(Date:2/8/2017)... NEW YORK , Feb. 8, 2017 /PRNewswire/ ... an individual,s voice to match it against a ... voice such as pitch, cadence, and tone are ... systems require minimal hardware installation, as most PCs ... remotely for different transactions. Voice recognition biometrics are ...
(Date:2/7/2017)... Minn. , Feb. 7, 2017   MedNet ... supports the entire spectrum of clinical research, is pleased ... iMedNet , its innovative, highly flexible and award ... iMedNet customers. iMedNet is a proven ... provides Electronic Data Capture (EDC), but also delivers an ...
Breaking Biology News(10 mins):
(Date:2/24/2017)... ... ... Chef Jodi Abel has returned from her three-week tour through the ... a number of delicious recipes and new techniques to share with her Lajollacooks4u guests. ... province. It is internationally renowned for its incredible wine farms, beautiful environment, boutiques ...
(Date:2/24/2017)... SAN DIEGO , Feb. 24, 2017  Aethlon ... the following note authored by its Chairman and CEO, ... address at the Munich Security Conference last Saturday, ... engineered virus could kill more people than nuclear weapons. ... by U.S. and U.K. intelligence agencies, that scientific terrorists ...

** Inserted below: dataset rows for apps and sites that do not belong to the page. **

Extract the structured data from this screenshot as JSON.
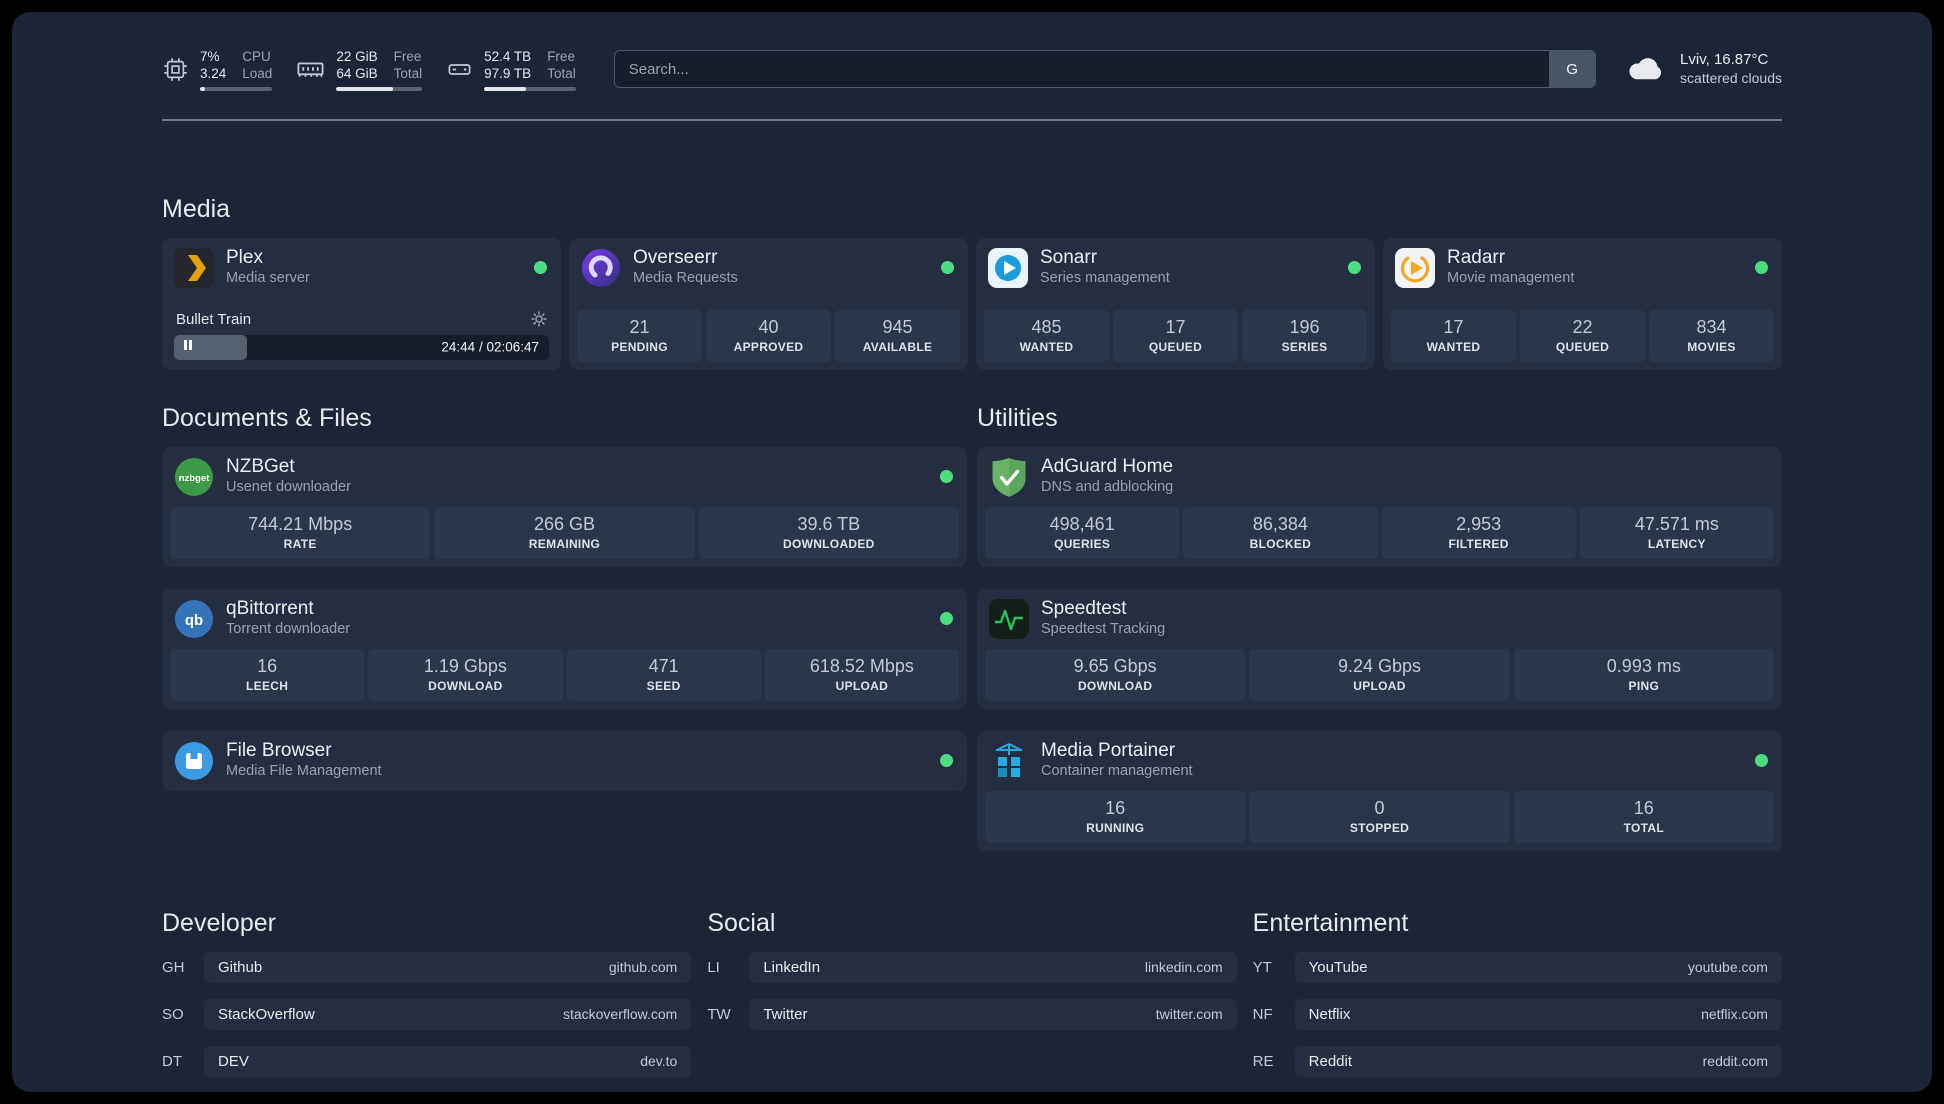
{
  "theme": {
    "status_online": "#4ade80",
    "plex_accent": "#e5a00d",
    "background": "#1c2536"
  },
  "topbar": {
    "resources": [
      {
        "line1_value": "7%",
        "line2_value": "3.24",
        "line1_label": "CPU",
        "line2_label": "Load",
        "progress_pct": 7
      },
      {
        "line1_value": "22 GiB",
        "line2_value": "64 GiB",
        "line1_label": "Free",
        "line2_label": "Total",
        "progress_pct": 66
      },
      {
        "line1_value": "52.4 TB",
        "line2_value": "97.9 TB",
        "line1_label": "Free",
        "line2_label": "Total",
        "progress_pct": 46
      }
    ],
    "search": {
      "placeholder": "Search...",
      "engine_button": "G"
    },
    "weather": {
      "location": "Lviv, 16.87°C",
      "condition": "scattered clouds"
    }
  },
  "sections": {
    "media": {
      "title": "Media"
    },
    "documents": {
      "title": "Documents & Files"
    },
    "utilities": {
      "title": "Utilities"
    }
  },
  "services": {
    "plex": {
      "name": "Plex",
      "desc": "Media server",
      "now_playing": "Bullet Train",
      "time": "24:44 / 02:06:47",
      "progress_pct": 19.5
    },
    "overseerr": {
      "name": "Overseerr",
      "desc": "Media Requests",
      "stats": [
        {
          "value": "21",
          "label": "PENDING"
        },
        {
          "value": "40",
          "label": "APPROVED"
        },
        {
          "value": "945",
          "label": "AVAILABLE"
        }
      ]
    },
    "sonarr": {
      "name": "Sonarr",
      "desc": "Series management",
      "stats": [
        {
          "value": "485",
          "label": "WANTED"
        },
        {
          "value": "17",
          "label": "QUEUED"
        },
        {
          "value": "196",
          "label": "SERIES"
        }
      ]
    },
    "radarr": {
      "name": "Radarr",
      "desc": "Movie management",
      "stats": [
        {
          "value": "17",
          "label": "WANTED"
        },
        {
          "value": "22",
          "label": "QUEUED"
        },
        {
          "value": "834",
          "label": "MOVIES"
        }
      ]
    },
    "nzbget": {
      "name": "NZBGet",
      "desc": "Usenet downloader",
      "stats": [
        {
          "value": "744.21 Mbps",
          "label": "RATE"
        },
        {
          "value": "266 GB",
          "label": "REMAINING"
        },
        {
          "value": "39.6 TB",
          "label": "DOWNLOADED"
        }
      ]
    },
    "qbittorrent": {
      "name": "qBittorrent",
      "desc": "Torrent downloader",
      "stats": [
        {
          "value": "16",
          "label": "LEECH"
        },
        {
          "value": "1.19 Gbps",
          "label": "DOWNLOAD"
        },
        {
          "value": "471",
          "label": "SEED"
        },
        {
          "value": "618.52 Mbps",
          "label": "UPLOAD"
        }
      ]
    },
    "filebrowser": {
      "name": "File Browser",
      "desc": "Media File Management"
    },
    "adguard": {
      "name": "AdGuard Home",
      "desc": "DNS and adblocking",
      "stats": [
        {
          "value": "498,461",
          "label": "QUERIES"
        },
        {
          "value": "86,384",
          "label": "BLOCKED"
        },
        {
          "value": "2,953",
          "label": "FILTERED"
        },
        {
          "value": "47.571 ms",
          "label": "LATENCY"
        }
      ]
    },
    "speedtest": {
      "name": "Speedtest",
      "desc": "Speedtest Tracking",
      "stats": [
        {
          "value": "9.65 Gbps",
          "label": "DOWNLOAD"
        },
        {
          "value": "9.24 Gbps",
          "label": "UPLOAD"
        },
        {
          "value": "0.993 ms",
          "label": "PING"
        }
      ]
    },
    "portainer": {
      "name": "Media Portainer",
      "desc": "Container management",
      "stats": [
        {
          "value": "16",
          "label": "RUNNING"
        },
        {
          "value": "0",
          "label": "STOPPED"
        },
        {
          "value": "16",
          "label": "TOTAL"
        }
      ]
    }
  },
  "bookmarks": [
    {
      "title": "Developer",
      "items": [
        {
          "abbr": "GH",
          "name": "Github",
          "domain": "github.com"
        },
        {
          "abbr": "SO",
          "name": "StackOverflow",
          "domain": "stackoverflow.com"
        },
        {
          "abbr": "DT",
          "name": "DEV",
          "domain": "dev.to"
        }
      ]
    },
    {
      "title": "Social",
      "items": [
        {
          "abbr": "LI",
          "name": "LinkedIn",
          "domain": "linkedin.com"
        },
        {
          "abbr": "TW",
          "name": "Twitter",
          "domain": "twitter.com"
        }
      ]
    },
    {
      "title": "Entertainment",
      "items": [
        {
          "abbr": "YT",
          "name": "YouTube",
          "domain": "youtube.com"
        },
        {
          "abbr": "NF",
          "name": "Netflix",
          "domain": "netflix.com"
        },
        {
          "abbr": "RE",
          "name": "Reddit",
          "domain": "reddit.com"
        }
      ]
    }
  ]
}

(Date:2/24/2017)... 24, 2017  Driven by consumers, preference towards ... the fastest growing categories, finds the recently published ... Personal Care: Multi-regional Market Analysis and Opportunities ... firm Kline. "Biotechnology actives are derived ... more effective for skin and hair care applications," ...
(Date:2/24/2017)... ... , ... FireflySci, Inc is an explosive small business that continues to grow ... bringing their powerful cuvette and spectrophotometer calibration to the spectroscopy world. ... on as they add yet another mark on the global map. , With distributors ...
Breaking Biology Technology: